Last week, New York City enacted new laws to stop the sale of puppy mill dogs. Thanks to Mayor Bill de Blasio's leadership and the leadership of the City Council, all dogs sold in NYC must come from reputable sources, not puppy mills that violate federal standards of care. Of course, why go to a pet store when there are so many wonderful pets ready to be adopted from the shelters? Nevertheless, this new law is a step in the right direction to crack down on the puppy mill pipeline to NYC.
That's going to ensure pets purchased here don't come from "puppy mills" and weren't subject to such cruelty. On behalf of those pets, let the New York City Council know you appreciate their work.
Far too often, breeders give no regard to the health and well-being of the dogs they are raising. In these puppy mills, female dogs are kept in narrow wire cages, forced to bear litter after litter without any break to recover their health. The wire floors of the cages hurt their paws and legs and after a mother can no longer have puppies, whether because of age or because of poor health due to the confined, unnatural conditions, the dog is often killed.
The puppies don't fare better, either. They're often ripped away from their mothers at an early age and sold to unsuspecting pet owners. Many become ill or have other health problems because of their cruel upbringing. Their owners buy them from stores that deceive customers into believing that the store is "puppy mill free." And then their owners are saddled with sick dogs and expensive health bills because they didn't know their beloved family dog came from a puppy mill.
But not any more.
Breeders with some of the most egregious violations will be banned from selling their animals in NYC, period. And the store will be required to provide the breeder's inspection information so that potential pet owners will know for sure that their new dog did NOT come from a puppy mill.
That's not all, though. The new law will also require legitimate stores to care for the pets they sell. Dogs and cats sold in New York will have to be spay/neutered and microchipped. Dogs will also be licensed before being sold. That means it'll be much easier to reunite lost pets with their owners and reduce pet homelessness. Stores will be banned from selling dogs and cats to anyone convicted of animal abuse, keeping animals safe. These are big steps for animal protection.

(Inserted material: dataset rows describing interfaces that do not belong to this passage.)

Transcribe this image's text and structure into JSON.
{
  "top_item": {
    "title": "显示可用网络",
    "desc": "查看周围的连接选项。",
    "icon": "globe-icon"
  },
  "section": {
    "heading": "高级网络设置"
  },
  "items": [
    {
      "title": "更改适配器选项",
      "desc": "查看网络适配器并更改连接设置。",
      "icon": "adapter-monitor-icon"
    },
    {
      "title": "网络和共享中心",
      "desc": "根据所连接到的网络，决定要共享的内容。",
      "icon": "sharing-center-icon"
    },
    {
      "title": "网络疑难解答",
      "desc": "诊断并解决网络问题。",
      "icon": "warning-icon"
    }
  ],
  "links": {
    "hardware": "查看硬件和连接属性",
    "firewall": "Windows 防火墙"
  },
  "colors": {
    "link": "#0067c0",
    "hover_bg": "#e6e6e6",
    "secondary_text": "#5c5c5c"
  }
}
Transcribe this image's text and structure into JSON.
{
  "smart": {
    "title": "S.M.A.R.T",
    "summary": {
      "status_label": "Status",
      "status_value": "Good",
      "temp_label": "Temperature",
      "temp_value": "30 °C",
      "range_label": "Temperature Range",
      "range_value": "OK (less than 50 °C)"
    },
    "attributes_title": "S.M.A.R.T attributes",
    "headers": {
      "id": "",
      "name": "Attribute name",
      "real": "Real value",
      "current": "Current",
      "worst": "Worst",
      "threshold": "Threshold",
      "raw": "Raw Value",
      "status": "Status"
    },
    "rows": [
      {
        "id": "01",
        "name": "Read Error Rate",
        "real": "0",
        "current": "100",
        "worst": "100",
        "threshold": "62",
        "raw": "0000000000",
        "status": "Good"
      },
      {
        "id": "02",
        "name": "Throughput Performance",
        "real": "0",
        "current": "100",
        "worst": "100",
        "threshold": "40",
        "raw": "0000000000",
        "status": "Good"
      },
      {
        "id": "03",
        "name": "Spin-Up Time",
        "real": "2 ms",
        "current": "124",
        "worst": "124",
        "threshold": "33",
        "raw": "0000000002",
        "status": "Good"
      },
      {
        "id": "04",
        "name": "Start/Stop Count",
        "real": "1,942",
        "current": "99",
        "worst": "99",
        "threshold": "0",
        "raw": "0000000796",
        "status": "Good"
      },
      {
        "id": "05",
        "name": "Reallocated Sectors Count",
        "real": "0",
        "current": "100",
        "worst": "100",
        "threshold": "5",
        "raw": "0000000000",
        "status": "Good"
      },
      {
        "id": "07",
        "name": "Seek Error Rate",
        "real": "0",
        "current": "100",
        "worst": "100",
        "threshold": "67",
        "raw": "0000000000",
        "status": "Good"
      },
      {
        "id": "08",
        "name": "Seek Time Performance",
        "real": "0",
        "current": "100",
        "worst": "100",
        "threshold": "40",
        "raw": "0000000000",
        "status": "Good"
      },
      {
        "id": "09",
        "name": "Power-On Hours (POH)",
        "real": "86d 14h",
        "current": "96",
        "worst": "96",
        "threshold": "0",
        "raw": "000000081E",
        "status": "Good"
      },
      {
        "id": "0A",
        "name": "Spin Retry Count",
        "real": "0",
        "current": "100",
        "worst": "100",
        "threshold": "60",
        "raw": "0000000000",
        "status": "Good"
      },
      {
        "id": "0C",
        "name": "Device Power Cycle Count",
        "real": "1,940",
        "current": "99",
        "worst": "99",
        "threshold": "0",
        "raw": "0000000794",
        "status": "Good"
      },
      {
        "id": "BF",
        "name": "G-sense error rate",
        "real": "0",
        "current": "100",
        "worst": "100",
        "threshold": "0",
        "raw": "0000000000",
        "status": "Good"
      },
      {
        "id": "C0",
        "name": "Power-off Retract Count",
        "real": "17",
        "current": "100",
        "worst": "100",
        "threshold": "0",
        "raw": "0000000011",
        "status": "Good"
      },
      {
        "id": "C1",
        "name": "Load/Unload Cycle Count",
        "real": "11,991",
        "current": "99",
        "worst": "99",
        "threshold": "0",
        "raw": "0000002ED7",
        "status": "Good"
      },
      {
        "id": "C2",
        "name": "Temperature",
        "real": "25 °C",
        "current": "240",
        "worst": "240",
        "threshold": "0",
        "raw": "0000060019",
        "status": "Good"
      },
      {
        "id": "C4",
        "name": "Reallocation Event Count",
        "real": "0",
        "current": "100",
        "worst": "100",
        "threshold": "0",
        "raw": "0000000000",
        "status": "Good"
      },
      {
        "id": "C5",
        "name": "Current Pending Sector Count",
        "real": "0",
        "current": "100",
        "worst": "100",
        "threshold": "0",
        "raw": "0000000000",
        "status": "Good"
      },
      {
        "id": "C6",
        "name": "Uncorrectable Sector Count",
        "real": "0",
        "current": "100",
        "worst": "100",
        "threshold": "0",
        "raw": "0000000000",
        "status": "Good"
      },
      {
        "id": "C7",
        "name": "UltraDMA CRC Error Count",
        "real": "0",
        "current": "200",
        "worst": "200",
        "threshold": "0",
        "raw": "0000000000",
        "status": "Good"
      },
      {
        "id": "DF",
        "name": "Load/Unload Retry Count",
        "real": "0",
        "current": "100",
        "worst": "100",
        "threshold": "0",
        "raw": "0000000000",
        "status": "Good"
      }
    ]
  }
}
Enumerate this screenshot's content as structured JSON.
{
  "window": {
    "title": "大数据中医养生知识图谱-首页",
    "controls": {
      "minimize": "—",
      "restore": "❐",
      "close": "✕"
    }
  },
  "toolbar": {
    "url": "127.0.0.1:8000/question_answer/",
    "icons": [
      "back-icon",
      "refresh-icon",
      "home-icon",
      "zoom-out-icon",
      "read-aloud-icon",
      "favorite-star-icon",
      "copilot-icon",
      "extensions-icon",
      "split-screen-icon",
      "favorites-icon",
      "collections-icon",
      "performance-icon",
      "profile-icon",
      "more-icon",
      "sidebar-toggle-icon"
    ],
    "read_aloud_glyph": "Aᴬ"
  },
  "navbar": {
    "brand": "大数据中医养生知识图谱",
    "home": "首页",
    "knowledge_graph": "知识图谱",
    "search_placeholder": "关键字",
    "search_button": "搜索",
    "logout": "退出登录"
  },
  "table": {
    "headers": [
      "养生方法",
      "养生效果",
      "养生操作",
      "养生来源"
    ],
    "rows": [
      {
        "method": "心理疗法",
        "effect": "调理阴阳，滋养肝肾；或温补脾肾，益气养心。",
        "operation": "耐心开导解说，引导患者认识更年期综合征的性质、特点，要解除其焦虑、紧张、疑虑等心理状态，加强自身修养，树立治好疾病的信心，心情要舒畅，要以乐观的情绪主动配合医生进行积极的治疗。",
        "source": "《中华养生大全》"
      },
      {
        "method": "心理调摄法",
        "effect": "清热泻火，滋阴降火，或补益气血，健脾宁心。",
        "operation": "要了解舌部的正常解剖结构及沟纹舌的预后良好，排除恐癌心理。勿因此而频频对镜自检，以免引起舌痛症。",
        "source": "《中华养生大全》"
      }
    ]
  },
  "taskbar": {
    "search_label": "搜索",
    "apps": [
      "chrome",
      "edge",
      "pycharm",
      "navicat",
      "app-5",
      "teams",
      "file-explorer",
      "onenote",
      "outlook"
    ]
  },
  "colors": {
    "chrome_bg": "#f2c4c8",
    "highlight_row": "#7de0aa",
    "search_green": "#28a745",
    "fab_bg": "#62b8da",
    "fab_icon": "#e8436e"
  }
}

We have to thank Mayor Bill de Blasio and the City Council for protecting puppies in New York City. Let the Council Members hear your appreciation!
For all NYC animals,